- _Problem to work on_: Copy, from the material below, every line in which the word "next" can be found.

==============================

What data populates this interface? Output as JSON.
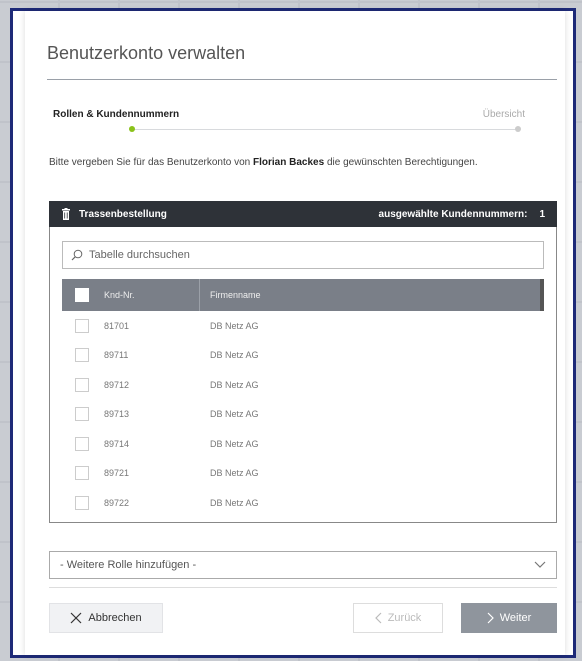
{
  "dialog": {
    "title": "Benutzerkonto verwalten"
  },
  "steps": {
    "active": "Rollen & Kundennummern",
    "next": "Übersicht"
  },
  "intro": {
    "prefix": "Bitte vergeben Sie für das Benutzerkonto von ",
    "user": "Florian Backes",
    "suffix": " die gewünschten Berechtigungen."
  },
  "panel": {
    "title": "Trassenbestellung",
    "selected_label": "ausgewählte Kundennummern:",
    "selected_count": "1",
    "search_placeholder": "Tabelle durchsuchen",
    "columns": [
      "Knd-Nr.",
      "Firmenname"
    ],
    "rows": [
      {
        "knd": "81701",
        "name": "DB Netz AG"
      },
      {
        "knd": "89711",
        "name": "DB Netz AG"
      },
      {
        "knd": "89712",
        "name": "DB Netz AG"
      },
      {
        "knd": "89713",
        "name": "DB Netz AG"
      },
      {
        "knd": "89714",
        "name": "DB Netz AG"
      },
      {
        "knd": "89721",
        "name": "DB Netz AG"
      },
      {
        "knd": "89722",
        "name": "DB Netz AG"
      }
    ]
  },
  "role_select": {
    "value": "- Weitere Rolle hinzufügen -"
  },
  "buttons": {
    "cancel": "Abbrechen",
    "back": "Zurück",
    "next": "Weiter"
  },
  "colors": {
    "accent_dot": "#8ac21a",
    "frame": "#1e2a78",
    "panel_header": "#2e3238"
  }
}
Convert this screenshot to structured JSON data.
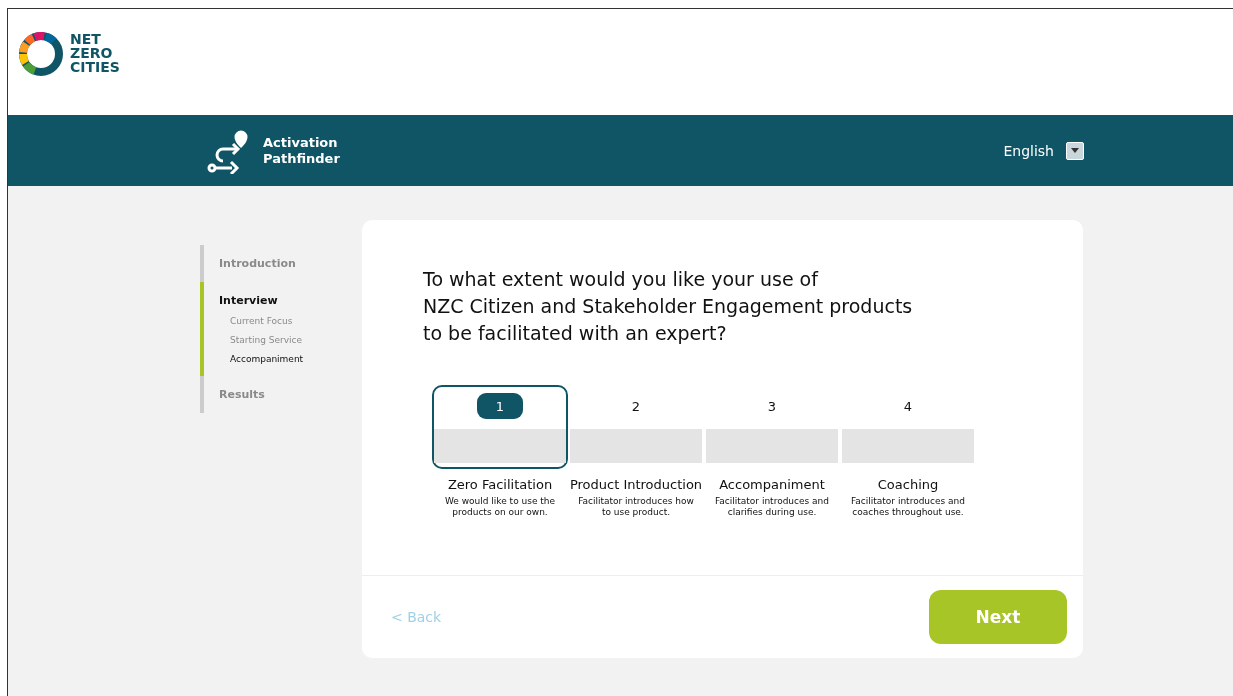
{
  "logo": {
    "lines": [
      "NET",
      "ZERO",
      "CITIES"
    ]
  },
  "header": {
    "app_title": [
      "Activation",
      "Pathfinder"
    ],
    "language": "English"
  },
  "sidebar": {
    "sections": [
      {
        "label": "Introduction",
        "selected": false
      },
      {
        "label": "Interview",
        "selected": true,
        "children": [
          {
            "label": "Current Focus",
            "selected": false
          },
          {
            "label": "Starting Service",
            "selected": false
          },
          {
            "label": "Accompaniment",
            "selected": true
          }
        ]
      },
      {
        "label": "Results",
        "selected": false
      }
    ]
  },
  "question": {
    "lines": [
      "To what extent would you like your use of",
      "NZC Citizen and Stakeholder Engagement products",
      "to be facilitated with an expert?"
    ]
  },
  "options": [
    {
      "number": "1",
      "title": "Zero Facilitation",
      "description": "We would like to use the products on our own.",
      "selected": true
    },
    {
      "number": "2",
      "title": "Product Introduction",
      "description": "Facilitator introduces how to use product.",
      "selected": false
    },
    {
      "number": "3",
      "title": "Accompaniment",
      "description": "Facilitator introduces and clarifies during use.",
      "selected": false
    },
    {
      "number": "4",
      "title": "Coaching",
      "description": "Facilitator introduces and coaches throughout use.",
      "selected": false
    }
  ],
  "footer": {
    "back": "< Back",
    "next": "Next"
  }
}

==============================

- _Task solution_:
    "next": "Übersicht"
    "next": "Weiter"
    "next": "Next"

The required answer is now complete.